More than 70 Russian universities are being investigated for 'protecting' students by shutting them out of their dorm rooms late at night — forcing them to sleep on the street or bribe their way in, a news report said.
The check was prompted by student rights' ombudsman Artyom Khromov, who collected several hundred complaints from students and sent them to the Prosecutor General's Office on June 19, Kommersant reported Thursday.
According to the complaints, 71 different universities have imposed curfews that prohibit students from entering or leaving the schools' dormitories after a certain time in the evening.
"More often than not, administrations are explaining their imposition of a curfew by saying they need to protect their students. But as a result, students are being forced to either spend the night on the street or climb up to their window.
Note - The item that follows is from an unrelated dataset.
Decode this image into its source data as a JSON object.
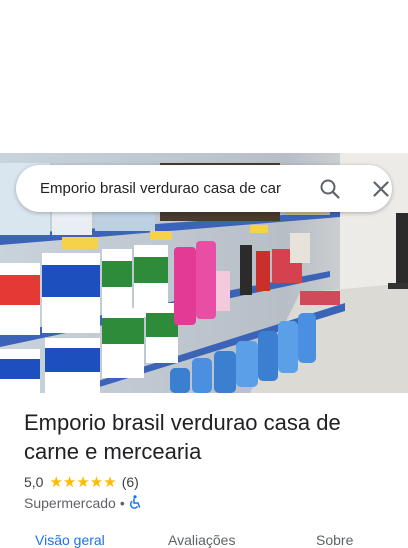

The other option is to bribe the security guards — which is also detrimental to security," Khromov was quoted as saying by Kommersant.
Students say they have been required to provide documentation showing they have late-night jobs if they return home late, and those unable to provide a valid reason have been threatened with eviction, according to Khromov.
Such moves by the dorm administrations are illegal and violate the Housing Code, which stipulates that the tenant cannot restrict the inhabitant's usage of his living space, Khromov said.
Khromov also cited comments by the deputy head of the Education and Science Ministry, Veniamin Kaganov, who told universities in March they did not have the right to set curfews for paid student accommodation.
Kaganov also said at that time that students were not required to provide explanations for why they were returning home late at night.